Available data:

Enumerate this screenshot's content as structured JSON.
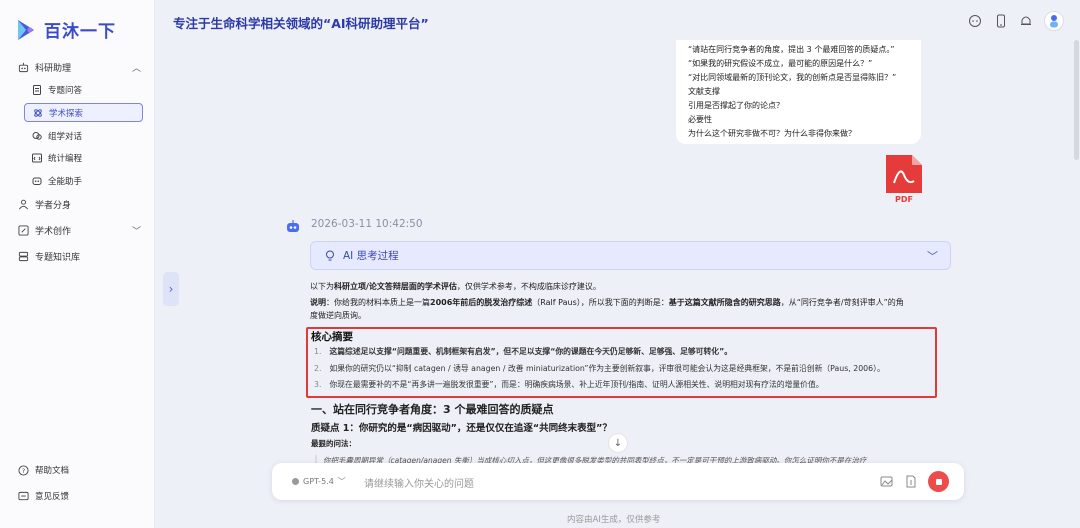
{
  "app": {
    "brand": "百沐一下",
    "page_title": "专注于生命科学相关领域的“AI科研助理平台”"
  },
  "sidebar": {
    "group_research": "科研助理",
    "items": [
      {
        "label": "专题问答"
      },
      {
        "label": "学术探索"
      },
      {
        "label": "组学对话"
      },
      {
        "label": "统计编程"
      },
      {
        "label": "全能助手"
      }
    ],
    "scholar": "学者分身",
    "academic_creation": "学术创作",
    "kb": "专题知识库",
    "help": "帮助文档",
    "feedback": "意见反馈"
  },
  "chat": {
    "user_message_lines": [
      "“请站在同行竞争者的角度，提出 3 个最难回答的质疑点。”",
      "“如果我的研究假设不成立，最可能的原因是什么？”",
      "“对比同领域最新的顶刊论文，我的创新点是否显得陈旧？”",
      "文献支撑",
      "引用是否撑起了你的论点？",
      "必要性",
      "为什么这个研究非做不可？为什么非得你来做？"
    ],
    "attachment_type": "PDF",
    "timestamp": "2026-03-11 10:42:50",
    "thinking_label": "AI 思考过程",
    "intro_prefix": "以下为",
    "intro_bold": "科研立项/论文答辩层面的学术评估",
    "intro_suffix": "，仅供学术参考，不构成临床诊疗建议。",
    "note_label": "说明",
    "note_p1": "：你给我的材料本质上是一篇",
    "note_b1": "2006年前后的脱发治疗综述",
    "note_p2": "（Ralf Paus），所以我下面的判断是：",
    "note_b2": "基于这篇文献所隐含的研究思路",
    "note_p3": "，从“同行竞争者/苛刻评审人”的角",
    "note_line2": "度做逆向质询。",
    "summary_title": "核心摘要",
    "summary_items": [
      {
        "num": "1.",
        "text": "这篇综述足以支撑“问题重要、机制框架有启发”，但不足以支撑“你的课题在今天仍足够新、足够强、足够可转化”。"
      },
      {
        "num": "2.",
        "text": "如果你的研究仍以“抑制 catagen / 诱导 anagen / 改善 miniaturization”作为主要创新叙事，评审很可能会认为这是经典框架，不是前沿创新（Paus, 2006）。"
      },
      {
        "num": "3.",
        "text": "你现在最需要补的不是“再多讲一遍脱发很重要”，而是：明确疾病场景、补上近年顶刊/指南、证明人源相关性、说明相对现有疗法的增量价值。"
      }
    ],
    "section1_title": "一、站在同行竞争者角度：3 个最难回答的质疑点",
    "q1_title": "质疑点 1：你研究的是“病因驱动”，还是仅仅在追逐“共同终末表型”？",
    "q1_label": "最狠的问法：",
    "q1_quote": "你把毛囊周期异常（catagen/anagen 失衡）当成核心切入点，但这更像很多脱发类型的共同表型终点，不一定是可干预的上游致病驱动。你怎么证明你不是在治疗"
  },
  "input": {
    "model": "GPT-5.4",
    "placeholder": "请继续输入你关心的问题"
  },
  "footer": {
    "disclaimer": "内容由AI生成，仅供参考"
  },
  "colors": {
    "brand": "#3a4cc7",
    "accent": "#5564d0",
    "highlight_border": "#e23a3a",
    "stop_button": "#ee4b4b"
  }
}
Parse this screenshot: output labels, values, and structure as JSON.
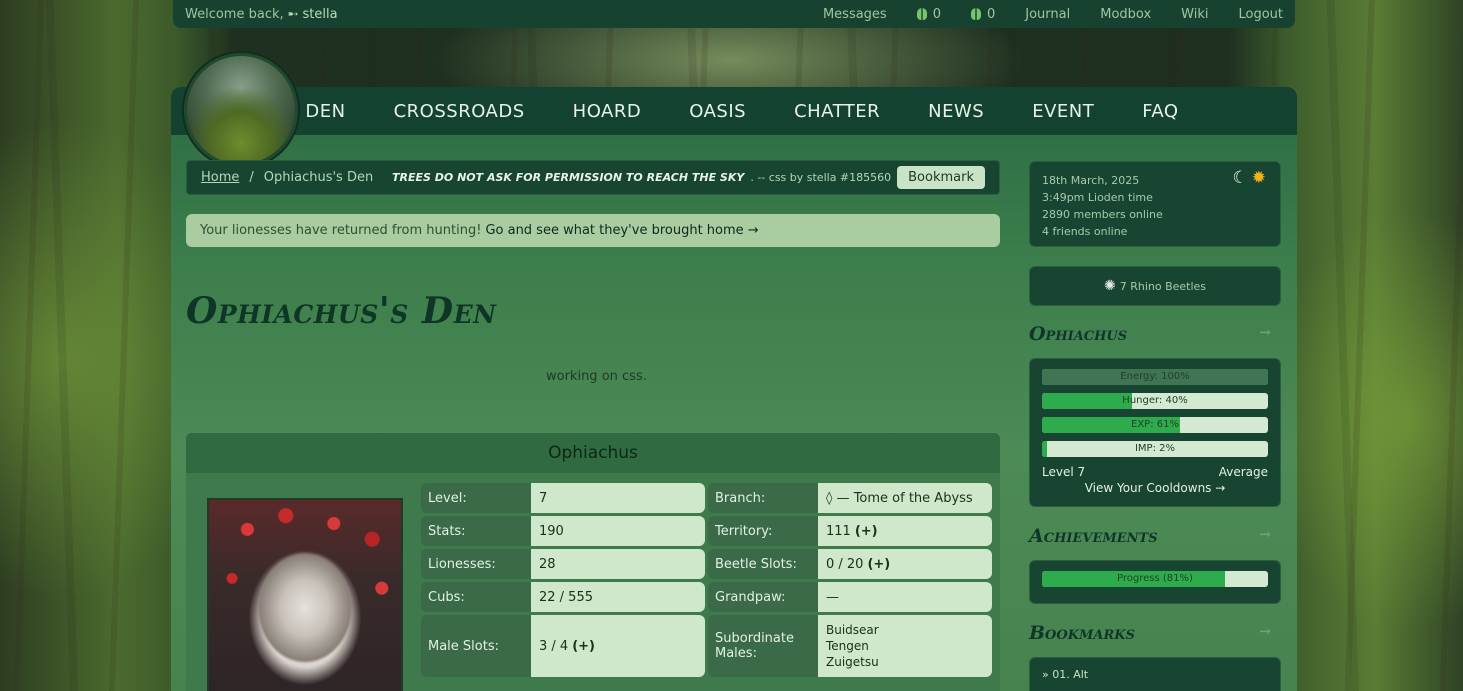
{
  "topbar": {
    "welcome": "Welcome back,",
    "user_icon": "arrow-icon",
    "username": "stella",
    "links": [
      "Messages",
      "Journal",
      "Modbox",
      "Wiki",
      "Logout"
    ],
    "counter1": "0",
    "counter2": "0"
  },
  "nav": {
    "items": [
      "DEN",
      "CROSSROADS",
      "HOARD",
      "OASIS",
      "CHATTER",
      "NEWS",
      "EVENT",
      "FAQ"
    ]
  },
  "breadcrumb": {
    "home": "Home",
    "separator": "/",
    "current": "Ophiachus's Den",
    "quote": "TREES DO NOT ASK FOR PERMISSION TO REACH THE SKY",
    "credit": ". -- css by stella #185560",
    "bookmark_label": "Bookmark"
  },
  "notice": {
    "text": "Your lionesses have returned from hunting!",
    "cta": "Go and see what they've brought home →"
  },
  "den": {
    "title": "Ophiachus's Den",
    "description": "working on css."
  },
  "lion": {
    "name": "Ophiachus",
    "stats": [
      {
        "left_label": "Level:",
        "left_value": "7",
        "right_label": "Branch:",
        "right_value": "◊ — Tome of the Abyss"
      },
      {
        "left_label": "Stats:",
        "left_value": "190",
        "right_label": "Territory:",
        "right_value": "111",
        "right_plus": "(+)"
      },
      {
        "left_label": "Lionesses:",
        "left_value": "28",
        "right_label": "Beetle Slots:",
        "right_value": "0 / 20",
        "right_plus": "(+)"
      },
      {
        "left_label": "Cubs:",
        "left_value": "22 / 555",
        "right_label": "Grandpaw:",
        "right_value": "—"
      },
      {
        "left_label": "Male Slots:",
        "left_value": "3 / 4",
        "left_plus": "(+)",
        "right_label": "Subordinate Males:",
        "right_values": [
          "Buidsear",
          "Tengen",
          "Zuigetsu"
        ]
      }
    ]
  },
  "sidebar": {
    "date": "18th March, 2025",
    "time": "3:49pm Lioden time",
    "members": "2890 members online",
    "friends": "4 friends online",
    "moon_icon": "moon-icon",
    "sun_icon": "sun-icon",
    "beetles": "7 Rhino Beetles",
    "lion_title": "Ophiachus",
    "bars": [
      {
        "label": "Energy: 100%",
        "percent": 100
      },
      {
        "label": "Hunger: 40%",
        "percent": 40
      },
      {
        "label": "EXP: 61%",
        "percent": 61
      },
      {
        "label": "IMP: 2%",
        "percent": 2
      }
    ],
    "level": "Level 7",
    "rank": "Average",
    "cooldowns": "View Your Cooldowns →",
    "achievements_title": "Achievements",
    "achievements_progress": {
      "label": "Progress (81%)",
      "percent": 81
    },
    "bookmarks_title": "Bookmarks",
    "bookmark_first": "» 01. Alt"
  }
}
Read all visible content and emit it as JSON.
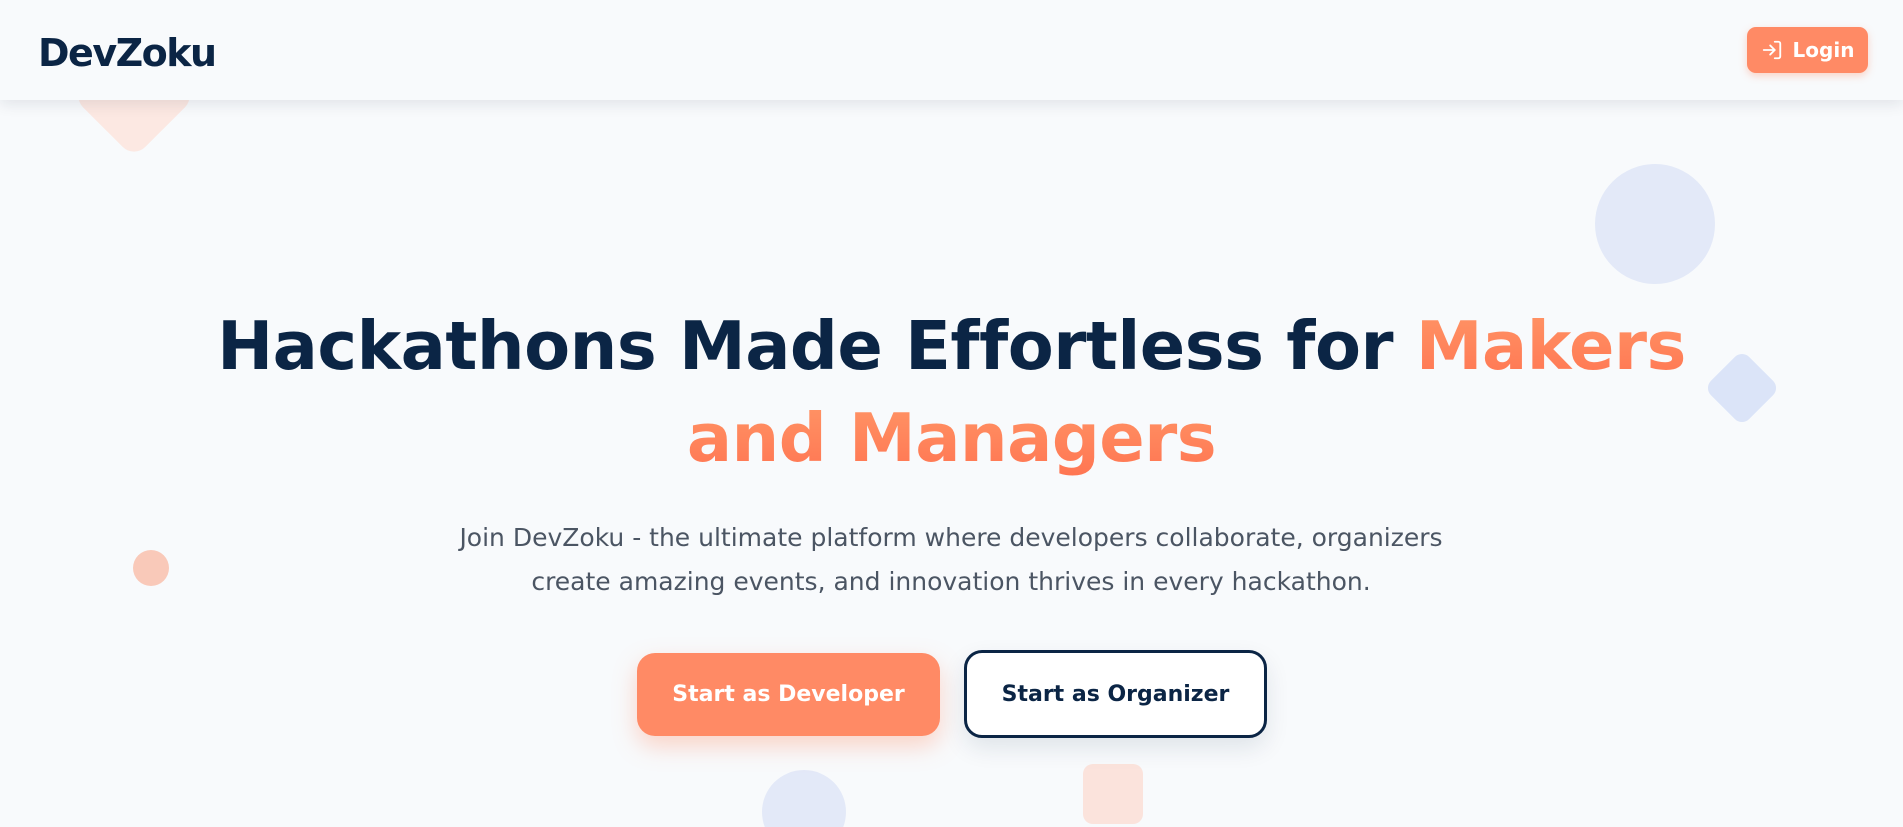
{
  "header": {
    "logo": "DevZoku",
    "login_label": "Login",
    "login_icon": "login-arrow-icon"
  },
  "hero": {
    "title_main": "Hackathons Made Effortless for ",
    "title_accent": "Makers and Managers",
    "subtitle": "Join DevZoku - the ultimate platform where developers collaborate, organizers create amazing events, and innovation thrives in every hackathon.",
    "primary_cta": "Start as Developer",
    "secondary_cta": "Start as Organizer"
  },
  "colors": {
    "brand_dark": "#0b2545",
    "accent": "#ff8a65",
    "text_muted": "#4b5563",
    "background": "#f8fafc"
  }
}
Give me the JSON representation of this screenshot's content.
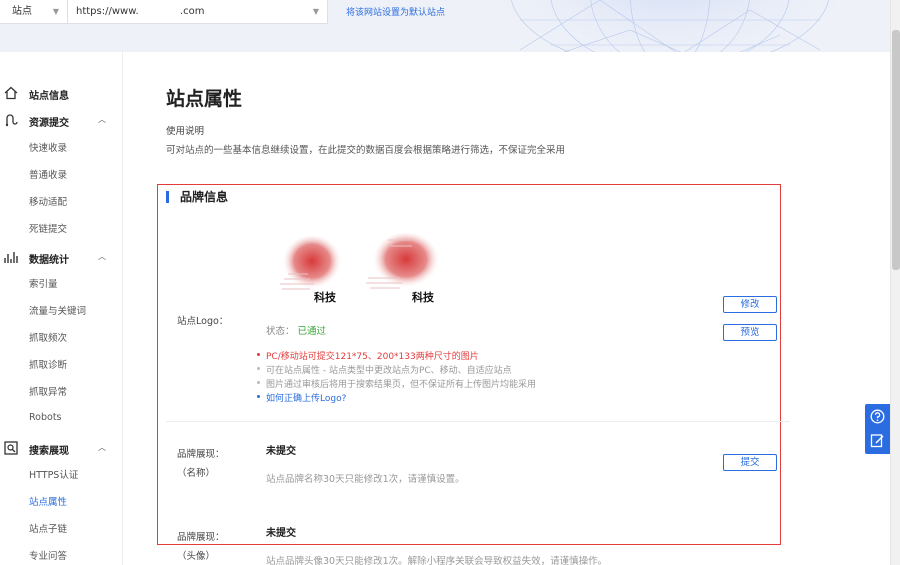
{
  "topbar": {
    "site_select": "站点",
    "url_value": "https://www.             .com",
    "set_default_link": "将该网站设置为默认站点"
  },
  "sidebar": {
    "groups": [
      {
        "label": "站点信息",
        "icon": "home-icon"
      },
      {
        "label": "资源提交",
        "icon": "resource-submit-icon",
        "items": [
          "快速收录",
          "普通收录",
          "移动适配",
          "死链提交"
        ]
      },
      {
        "label": "数据统计",
        "icon": "stats-chart-icon",
        "items": [
          "索引量",
          "流量与关键词",
          "抓取频次",
          "抓取诊断",
          "抓取异常",
          "Robots"
        ]
      },
      {
        "label": "搜索展现",
        "icon": "search-display-icon",
        "items": [
          "HTTPS认证",
          "站点属性",
          "站点子链",
          "专业问答"
        ]
      }
    ],
    "active_item": "站点属性"
  },
  "main": {
    "page_title": "站点属性",
    "usage_title": "使用说明",
    "usage_desc": "可对站点的一些基本信息继续设置，在此提交的数据百度会根据策略进行筛选，不保证完全采用",
    "brand_section_title": "品牌信息",
    "logo": {
      "label": "站点Logo：",
      "logo_text_1": "科技",
      "logo_text_2": "科技",
      "status_label": "状态：",
      "status_value": "已通过",
      "hints": [
        "PC/移动站可提交121*75、200*133两种尺寸的图片",
        "可在站点属性 - 站点类型中更改站点为PC、移动、自适应站点",
        "图片通过审核后将用于搜索结果页，但不保证所有上传图片均能采用",
        "如何正确上传Logo?"
      ],
      "edit_button": "修改",
      "preview_button": "预览"
    },
    "brand_name": {
      "label_line1": "品牌展现：",
      "label_line2": "（名称）",
      "value": "未提交",
      "note": "站点品牌名称30天只能修改1次，请谨慎设置。",
      "submit_button": "提交"
    },
    "brand_avatar": {
      "label_line1": "品牌展现：",
      "label_line2": "（头像）",
      "value": "未提交",
      "note": "站点品牌头像30天只能修改1次。解除小程序关联会导致权益失效，请谨慎操作。"
    }
  },
  "colors": {
    "accent": "#2b6de0",
    "highlight_border": "#e23c3c",
    "status_ok": "#3ca53c"
  },
  "float_tools": [
    "help-icon",
    "feedback-edit-icon"
  ]
}
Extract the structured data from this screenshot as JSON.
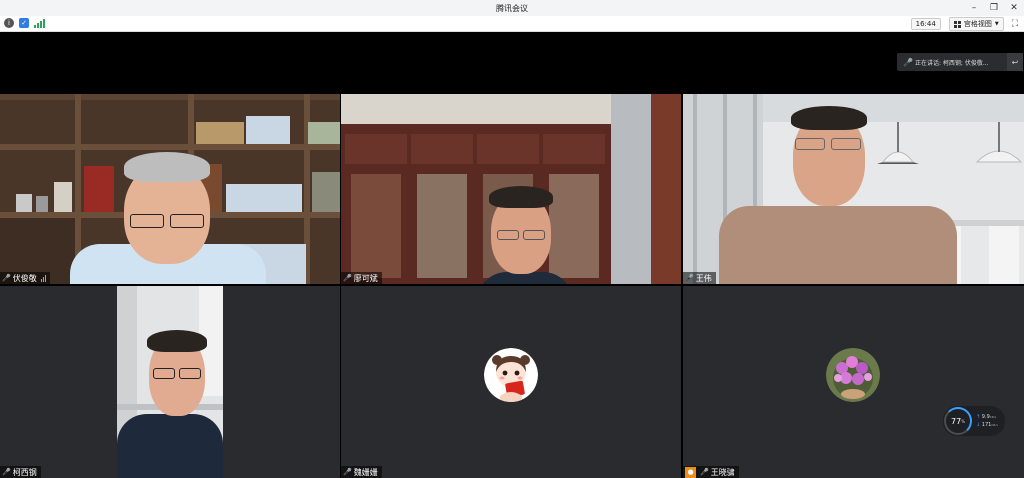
{
  "app": {
    "title": "腾讯会议"
  },
  "toolbar": {
    "clock": "16:44",
    "view_label": "宫格视图"
  },
  "speaking": {
    "text": "正在讲话: 柯西钢; 伏俊敬..."
  },
  "participants": [
    {
      "name": "伏俊敬"
    },
    {
      "name": "廖可斌"
    },
    {
      "name": "王伟"
    },
    {
      "name": "柯西钢"
    },
    {
      "name": "魏姗姗"
    },
    {
      "name": "王晓骕"
    }
  ],
  "network": {
    "percent": "77",
    "percent_unit": "%",
    "upload": "9.9",
    "upload_unit": "KB/s",
    "download": "171",
    "download_unit": "KB/s"
  },
  "colors": {
    "accent": "#2ea043",
    "host_badge": "#f08c1a",
    "tile_bg": "#2a2b2e"
  }
}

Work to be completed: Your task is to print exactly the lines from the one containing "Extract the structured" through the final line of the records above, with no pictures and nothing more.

Task answer:
Extract the structured data from this screenshot as JSON.
{
  "app": {
    "title": "腾讯会议"
  },
  "toolbar": {
    "clock": "16:44",
    "view_label": "宫格视图"
  },
  "speaking": {
    "text": "正在讲话: 柯西钢; 伏俊敬..."
  },
  "participants": [
    {
      "name": "伏俊敬"
    },
    {
      "name": "廖可斌"
    },
    {
      "name": "王伟"
    },
    {
      "name": "柯西钢"
    },
    {
      "name": "魏姗姗"
    },
    {
      "name": "王晓骕"
    }
  ],
  "network": {
    "percent": "77",
    "percent_unit": "%",
    "upload": "9.9",
    "upload_unit": "KB/s",
    "download": "171",
    "download_unit": "KB/s"
  },
  "colors": {
    "accent": "#2ea043",
    "host_badge": "#f08c1a",
    "tile_bg": "#2a2b2e"
  }
}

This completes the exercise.